Start of Block

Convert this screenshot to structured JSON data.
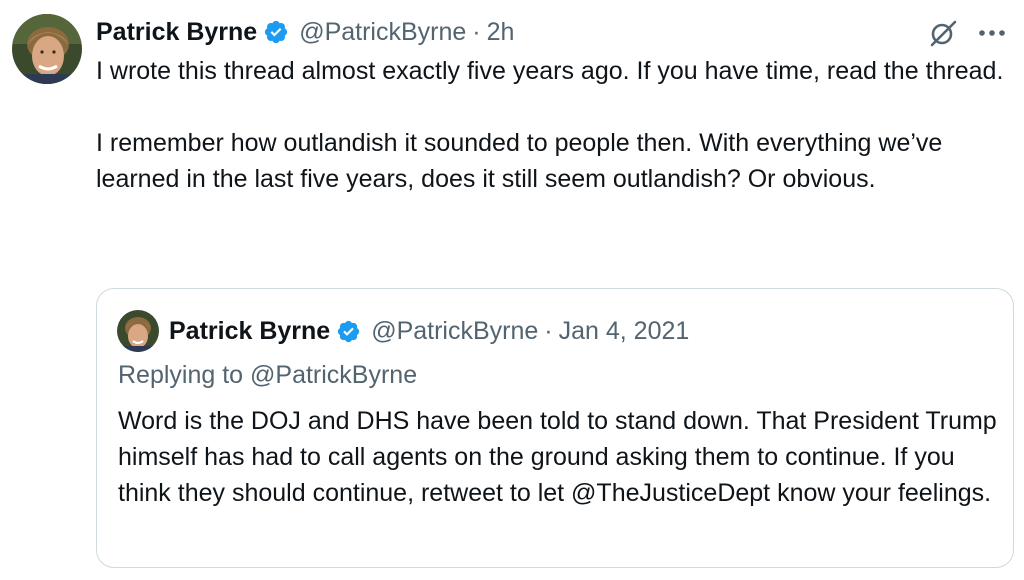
{
  "colors": {
    "text_primary": "#0f1419",
    "text_secondary": "#536471",
    "verified_blue": "#1d9bf0",
    "card_border": "#cfd9de"
  },
  "tweet": {
    "author": {
      "display_name": "Patrick Byrne",
      "handle": "@PatrickByrne",
      "verified": true,
      "avatar_icon": "avatar-photo"
    },
    "separator": "·",
    "timestamp": "2h",
    "actions": {
      "grok_icon": "grok-icon",
      "more_icon": "more-icon"
    },
    "paragraphs": [
      "I wrote this thread almost exactly five years ago. If you have time, read the thread.",
      "I remember how outlandish it sounded to people then. With everything we’ve learned in the last five years, does it still seem outlandish? Or obvious."
    ]
  },
  "quoted_tweet": {
    "author": {
      "display_name": "Patrick Byrne",
      "handle": "@PatrickByrne",
      "verified": true,
      "avatar_icon": "avatar-photo"
    },
    "separator": "·",
    "timestamp": "Jan 4, 2021",
    "replying_to": "Replying to @PatrickByrne",
    "text": "Word is the DOJ and DHS have been told to stand down. That President Trump himself has had to call agents on the ground asking them to continue. If you think they should continue, retweet to let @TheJusticeDept know your feelings."
  }
}
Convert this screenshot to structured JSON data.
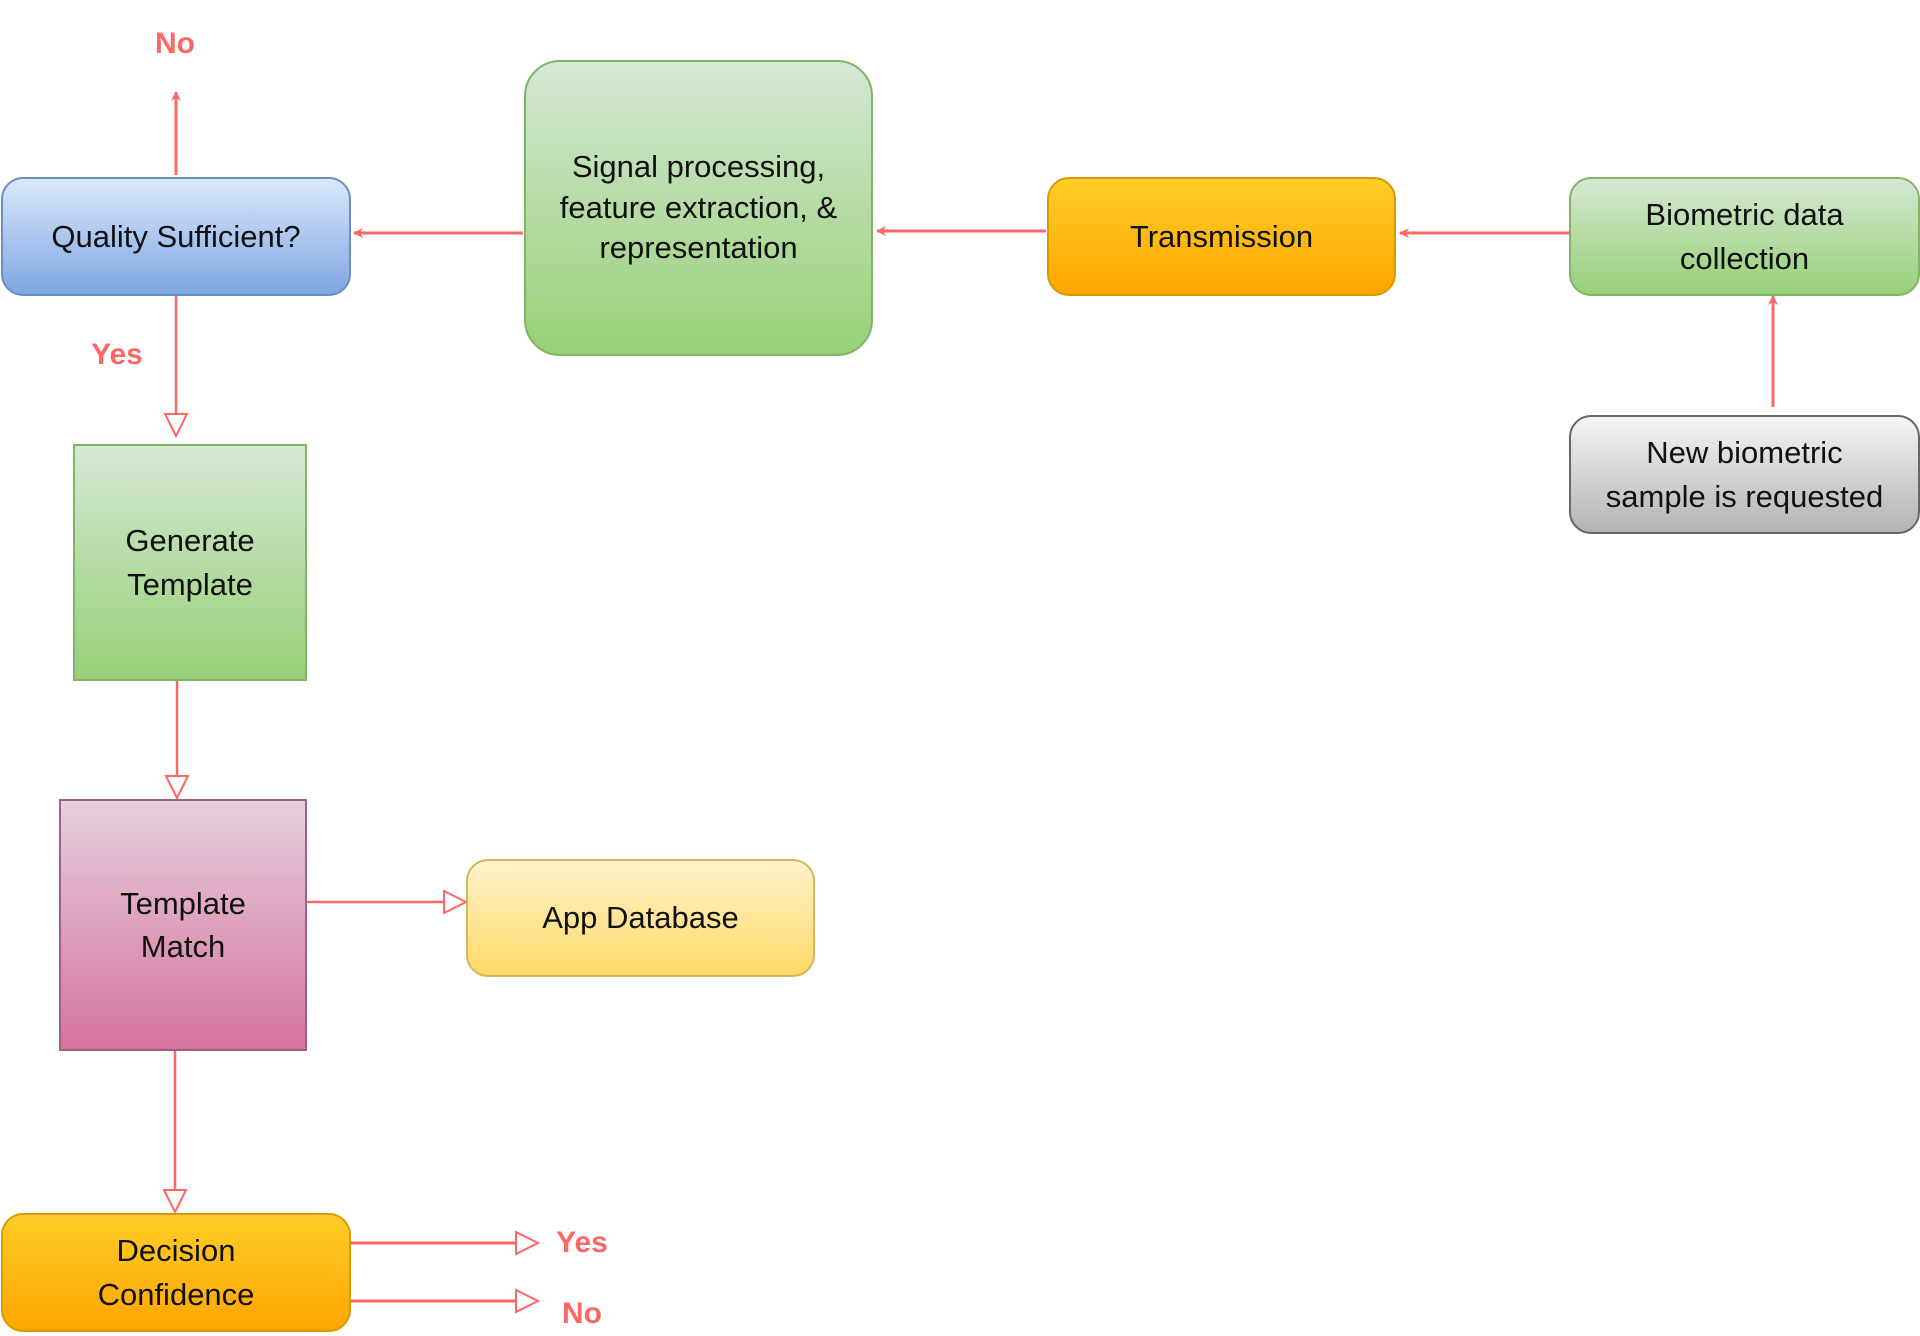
{
  "diagram": {
    "type": "flowchart",
    "edge_color": "#ff6666",
    "nodes": [
      {
        "id": "quality",
        "label": "Quality  Sufficient?",
        "style": "blue"
      },
      {
        "id": "signal",
        "label": "Signal processing,\nfeature extraction, &\nrepresentation",
        "style": "green"
      },
      {
        "id": "transmission",
        "label": "Transmission",
        "style": "orange"
      },
      {
        "id": "collection",
        "label": "Biometric data\ncollection",
        "style": "green"
      },
      {
        "id": "request",
        "label": "New biometric\nsample is requested",
        "style": "gray"
      },
      {
        "id": "generate",
        "label": "Generate\nTemplate",
        "style": "green"
      },
      {
        "id": "match",
        "label": "Template\nMatch",
        "style": "pink"
      },
      {
        "id": "database",
        "label": "App Database",
        "style": "yellow"
      },
      {
        "id": "decision",
        "label": "Decision\nConfidence",
        "style": "orange"
      }
    ],
    "edges": [
      {
        "from": "request",
        "to": "collection",
        "label": ""
      },
      {
        "from": "collection",
        "to": "transmission",
        "label": ""
      },
      {
        "from": "transmission",
        "to": "signal",
        "label": ""
      },
      {
        "from": "signal",
        "to": "quality",
        "label": ""
      },
      {
        "from": "quality",
        "to": "out-no",
        "label": "No"
      },
      {
        "from": "quality",
        "to": "generate",
        "label": "Yes"
      },
      {
        "from": "generate",
        "to": "match",
        "label": ""
      },
      {
        "from": "match",
        "to": "database",
        "label": ""
      },
      {
        "from": "match",
        "to": "decision",
        "label": ""
      },
      {
        "from": "decision",
        "to": "out-yes",
        "label": "Yes"
      },
      {
        "from": "decision",
        "to": "out-no-2",
        "label": "No"
      }
    ],
    "labels": {
      "quality_no": "No",
      "quality_yes": "Yes",
      "decision_yes": "Yes",
      "decision_no": "No"
    }
  }
}
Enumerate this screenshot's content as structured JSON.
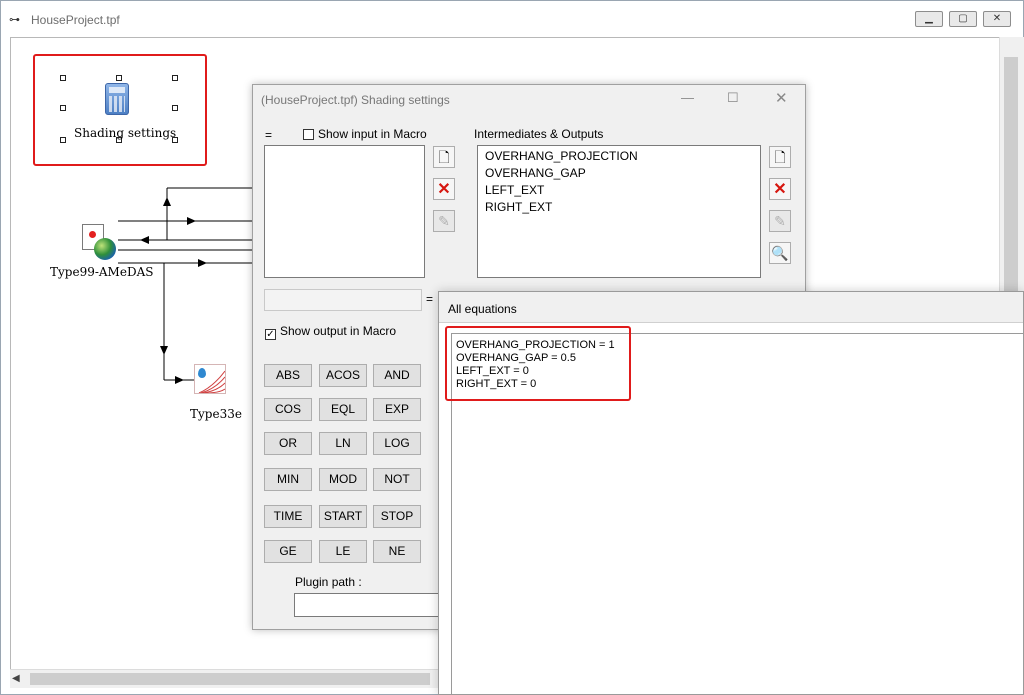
{
  "main_window": {
    "title": "HouseProject.tpf",
    "title_icon_glyph": "⊶"
  },
  "canvas": {
    "components": [
      {
        "id": "shading",
        "label": "Shading settings",
        "icon": "calculator-icon"
      },
      {
        "id": "type99",
        "label": "Type99-AMeDAS",
        "icon": "weather-data-icon"
      },
      {
        "id": "type33",
        "label": "Type33e",
        "icon": "psychrometrics-icon"
      }
    ],
    "selection_color": "#e01b1b"
  },
  "shading_dialog": {
    "title": "(HouseProject.tpf) Shading settings",
    "inputs_header": "=",
    "show_input_label": "Show input in Macro",
    "outputs_header": "Intermediates & Outputs",
    "outputs": [
      "OVERHANG_PROJECTION",
      "OVERHANG_GAP",
      "LEFT_EXT",
      "RIGHT_EXT"
    ],
    "formula_equals": "=",
    "show_output_label": "Show output in Macro",
    "show_output_checked_glyph": "✓",
    "function_buttons": [
      [
        "ABS",
        "ACOS",
        "AND"
      ],
      [
        "COS",
        "EQL",
        "EXP"
      ],
      [
        "OR",
        "LN",
        "LOG"
      ],
      [
        "MIN",
        "MOD",
        "NOT"
      ],
      [
        "TIME",
        "START",
        "STOP"
      ],
      [
        "GE",
        "LE",
        "NE"
      ]
    ],
    "plugin_path_label": "Plugin path :"
  },
  "equations_window": {
    "title": "All equations",
    "lines": [
      "OVERHANG_PROJECTION = 1",
      "OVERHANG_GAP = 0.5",
      "LEFT_EXT = 0",
      "RIGHT_EXT = 0"
    ]
  }
}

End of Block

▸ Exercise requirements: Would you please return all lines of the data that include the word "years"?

▸ Solution to this task:
      "I wrote this thread almost exactly five years ago. If you have time, read the thread.",
      "I remember how outlandish it sounded to people then. With everything we’ve learned in the last five years, does it still seem outlandish? Or obvious."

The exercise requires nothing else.